WASHINGTON -- Gov. William Donald Schaefer said yesterday that spending cuts scheduled to take effect Monday unless a federal budget accord is reached would "wreak havoc" in Maryland by curbing pay for federal workers, limiting vaccinations for infants and halting airline flights.
"The deep, across-the-board cuts will wreak havoc on our economy, undermine programs designed to help the most vulnerable people in our state and cause massive disruptions in government services," the governor said in a letter to Maryland's congressional delegation. "I am writing to urge you to do everything in your power to prevent sequestration from taking effect."
Unless Congress and the Bush administration reach an accord by Monday on how to cut the deficit by $50 billion, the cuts mandated by the Gramm-Rudman-Hollings budget law will take effect.
The cuts, averaging 32 percent for federal agencies, would affect many of the 130,000 federal workers in Maryland, who, like other federal workers, could be furloughed two days a week without pay.
Mr. Schaefer said that if the cuts took effect, Maryland would lose more than $7 million for energyassistance for low-income people, leaving 24,000 poor families without help to pay heating bills this winter.
The state also would lose $900,000 for vaccinations to infants and children, the cost of about 48,000 doses of measles, polio and rubella vaccines. Education programs also would be hit, the governor said, including $27 million for assistance to disadvantaged students and $2 million in grants under the Drug-Free Schools Act.
At the same time, furloughs of air traffic controllers would create "massive disruptions" at Baltimore-Washington International Airport and cuts in sewer grants would "prevent us meeting the environmental goals of the Chesapeake Bay cleanup."
Meanwhile, some 1,500 chanting and placard-carrying government workers, most of them from Baltimore, rallied at the Capitol yesterday as the budget stalemate continued, bringing closer the possibility of furloughs as early as Monday.
"They say furlough, we say hell no!" chanted the workers, holding aloft signs that read, "Furlough Bush First" and "Dire Straits Oct. 1."
About two-thirds of the protesting federal workers came to the noontime rally in 20 buses from the Social Security Administration and Health Care Financing Administration in Woodlawn.
A total of 18,000 workers from those agencies have received furlough notices, said Joe Flynn, vice president of American Federation of Government Employees Local 1923.

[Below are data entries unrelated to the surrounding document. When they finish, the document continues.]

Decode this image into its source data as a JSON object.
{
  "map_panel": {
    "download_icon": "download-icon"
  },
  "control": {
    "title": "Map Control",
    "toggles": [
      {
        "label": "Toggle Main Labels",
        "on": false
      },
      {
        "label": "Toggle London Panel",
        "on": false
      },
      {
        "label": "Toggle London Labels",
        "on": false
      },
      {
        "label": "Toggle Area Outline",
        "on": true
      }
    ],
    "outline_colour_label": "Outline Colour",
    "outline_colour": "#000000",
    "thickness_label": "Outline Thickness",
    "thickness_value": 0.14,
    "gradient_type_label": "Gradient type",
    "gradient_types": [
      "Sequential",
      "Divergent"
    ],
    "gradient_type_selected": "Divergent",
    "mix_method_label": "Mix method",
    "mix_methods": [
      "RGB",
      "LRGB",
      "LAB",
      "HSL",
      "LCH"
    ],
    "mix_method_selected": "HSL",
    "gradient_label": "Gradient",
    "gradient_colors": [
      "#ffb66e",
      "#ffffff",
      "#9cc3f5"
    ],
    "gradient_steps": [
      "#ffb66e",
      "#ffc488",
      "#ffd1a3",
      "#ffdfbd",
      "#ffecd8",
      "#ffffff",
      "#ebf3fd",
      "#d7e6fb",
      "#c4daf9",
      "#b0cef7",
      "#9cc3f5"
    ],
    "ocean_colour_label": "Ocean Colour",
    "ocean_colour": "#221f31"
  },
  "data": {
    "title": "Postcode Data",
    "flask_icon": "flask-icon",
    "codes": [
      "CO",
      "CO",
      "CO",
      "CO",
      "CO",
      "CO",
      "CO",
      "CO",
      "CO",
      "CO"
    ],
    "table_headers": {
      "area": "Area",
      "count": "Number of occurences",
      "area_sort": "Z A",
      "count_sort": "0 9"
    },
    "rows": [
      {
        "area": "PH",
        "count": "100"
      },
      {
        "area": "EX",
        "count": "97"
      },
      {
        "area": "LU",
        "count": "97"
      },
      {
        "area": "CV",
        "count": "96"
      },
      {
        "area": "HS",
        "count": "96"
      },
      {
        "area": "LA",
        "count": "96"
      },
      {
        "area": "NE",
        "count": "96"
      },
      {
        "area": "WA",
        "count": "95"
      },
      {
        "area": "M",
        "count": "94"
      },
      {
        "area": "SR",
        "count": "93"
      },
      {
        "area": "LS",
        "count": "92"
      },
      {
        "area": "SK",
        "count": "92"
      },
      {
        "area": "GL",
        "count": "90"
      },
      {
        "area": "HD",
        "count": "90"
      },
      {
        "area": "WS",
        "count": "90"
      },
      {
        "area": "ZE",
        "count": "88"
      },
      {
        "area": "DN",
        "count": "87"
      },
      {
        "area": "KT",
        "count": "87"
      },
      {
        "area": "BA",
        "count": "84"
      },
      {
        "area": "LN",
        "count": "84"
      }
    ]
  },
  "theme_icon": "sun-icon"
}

"What we're faced with here is nothing more than hardball gutter politics," Mr. Flynn told the boisterous crowd.
Members of the Maryland congressional delegation told the sea of federal employees they would fight to prevent furloughs.
"We're going to do everything we can to make sure such furloughs don't happen," Representative Benjamin L. Cardin, D-Md.-3rd, said to cheers.
Sen. Barbara A. Mikulski, D-Md., was drowned out by shouting when she told the crowd that she had just voted for an amendment to an unrelated bill that would extend any proposed pay cuts to Congress and the executive branch. That measure passed the Senate 96-1.
"There should be no furloughs, no cuts in pay . . . for federal employees," the Maryland senator said. "Let's cut the MX missile instead of GS salaries."
Michelle Rutah, a 27-year-old mother of three and a clerk typist at Social Security headquarters in Woodlawn, stood nearby and said the mood among her colleagues is "very tense, very upset." The sign she carried asked, "Will Gramm Rudman and Hollings Feed My Family?"
"People are very concerned" about possible furloughs, said Marshall Warren, 39, of Baltimore, a records clerk for Social Security, as he listened to the speakers.
"A lot of them have families," said Mr. Warren, who is single. "It will be hard to put food on the table."